In an observational study in a recent issue of Critical Care, we demonstrated that platelet function, as assessed by impedance aggregometry, is reduced in patients with severe sepsis and poor prognosis . In the present study, we investigated whether the prototypic endotoxin lipopolysaccharide (LPS) (Escherichia coli; serotype 0.111:B4; Sigma-Aldrich, Munich, Germany) exerts comparable effects in an in vitro model. Therefore, heparinized blood samples were drawn from the antecubital vein of healthy probands. After incubation of samples with LPSs (100 μg/mL) or vehicle for 240 minutes at 37°C, samples were subjected to impedance aggregometry (Roche Diagnostics Deutschland GmbH, Mannheim, Germany), and aggregation was induced by adenosine diphosphate (ADP), collagen, thrombin receptor-activating peptide (TRAP), or arachidonic acid.

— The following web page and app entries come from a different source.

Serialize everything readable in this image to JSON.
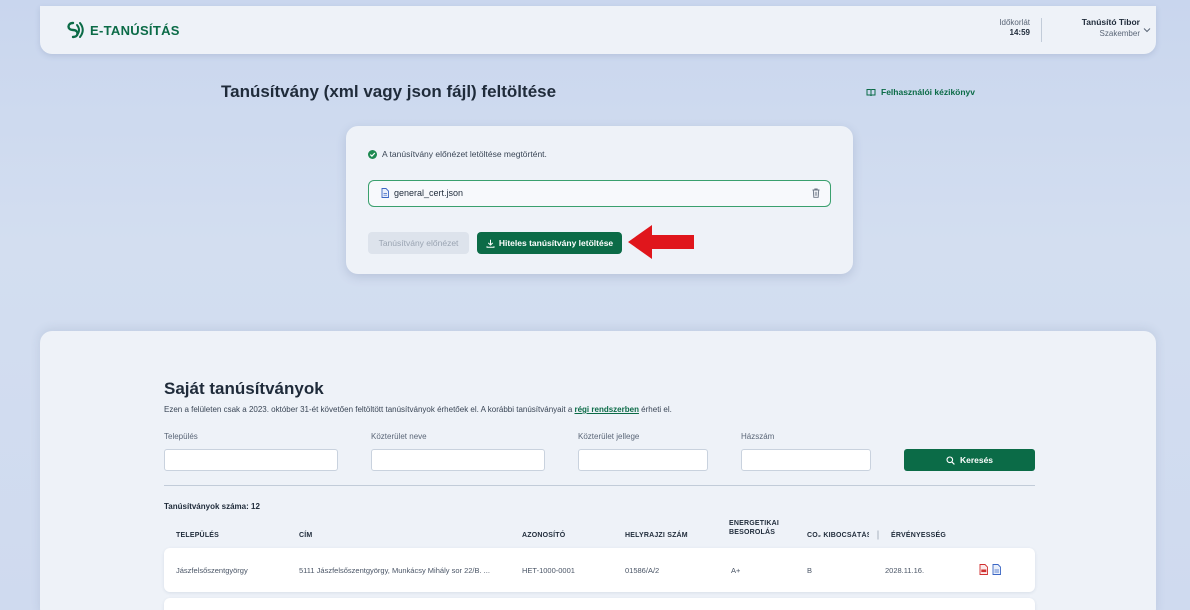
{
  "header": {
    "app_name": "E-TANÚSÍTÁS",
    "timer_label": "Időkorlát",
    "timer_value": "14:59",
    "user_name": "Tanúsító Tibor",
    "user_role": "Szakember"
  },
  "upload": {
    "title": "Tanúsítvány (xml vagy json fájl) feltöltése",
    "manual_link": "Felhasználói kézikönyv",
    "success_message": "A tanúsítvány előnézet letöltése megtörtént.",
    "file_name": "general_cert.json",
    "preview_button": "Tanúsítvány előnézet",
    "download_button": "Hiteles tanúsítvány letöltése"
  },
  "list": {
    "title": "Saját tanúsítványok",
    "description_before": "Ezen a felületen csak a 2023. október 31-ét követően feltöltött tanúsítványok érhetőek el. A korábbi tanúsítványait a ",
    "description_link": "régi rendszerben",
    "description_after": " érheti el.",
    "filters": {
      "settlement_label": "Település",
      "street_name_label": "Közterület neve",
      "street_type_label": "Közterület jellege",
      "house_number_label": "Házszám",
      "search_button": "Keresés"
    },
    "count_label": "Tanúsítványok száma: 12",
    "columns": {
      "settlement": "TELEPÜLÉS",
      "address": "CÍM",
      "id": "AZONOSÍTÓ",
      "parcel": "HELYRAJZI SZÁM",
      "energy_line1": "ENERGETIKAI",
      "energy_line2": "BESOROLÁS",
      "co2": "CO₂ KIBOCSÁTÁS",
      "validity": "ÉRVÉNYESSÉG"
    },
    "rows": [
      {
        "settlement": "Jászfelsőszentgyörgy",
        "address": "5111 Jászfelsőszentgyörgy, Munkácsy Mihály sor 22/B. ...",
        "id": "HET-1000-0001",
        "parcel": "01586/A/2",
        "energy": "A+",
        "co2": "B",
        "validity": "2028.11.16."
      }
    ]
  },
  "colors": {
    "brand_green": "#0b6b47",
    "arrow_red": "#e0161c"
  }
}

Incubation of whole blood samples with LPS markedly inhibited platelet function as revealed by determination of the impedance aggregometry variable of area under curve (expressed in arbitrary units). In LPS-treated samples, platelet function was significantly reduced in comparison with vehicle-treated samples when collagen (−55%, P = 0.008), ADP (−45%, P = 0.008), or TRAP (−20%, P = 0.04) served as the activator. In contrast, no LPS-induced decrease in platelet function was detectable when arachidonic acid was used as the activator (Figure 1).
Figure 1. Effect of lipopolysaccharide (LPS) on the platelet function induced by various activators. After 240 minutes of incubation with LPS (100 μg/mL) or vehicle, heparinized whole blood samples were subjected to impedance aggregometry. The activators - collagen, adenosine diphosphate (ADP), thrombin receptor-activating peptide (TRAP), and arachidonic acid (AA) - were used. Box plots derived from eight experiments are shown. For statistical evaluation, the Wilcoxon test was used.
Our in vitro findings on LPS-induced inhibition of platelet aggregation closely agree with our recent observational study in patients with severe sepsis. In both studies, the decrease in platelet function was dependent on the activator used and the ranking of activators was identical (collagen > TRAP > ADP). Moreover, our finding that LPS did not reduce arachidonic acid-induced platelet aggregation is in agreement with our previous observational study. In contrast to the other activators, arachidonic acid was neither an independent predictor of the diagnosis of severe sepsis nor an independent predictor of the outcome in severe sepsis.
Thus, the present study demonstrates that the decrease in platelet aggregation seen in patients with severe sepsis can be mimicked in the in vitro setting, suggesting comparable pathophysiological mechanisms.
ADP: adenosine diphosphate; LPS: lipopolysaccharide; TRAP: thrombin receptor-activating peptide.
The authors declare that they have no competing interests.
Approval of the ethics committee (University Hospital Essen) and consent of the healthy probands were obtained. The authors declare that funding for this report was solely departmental.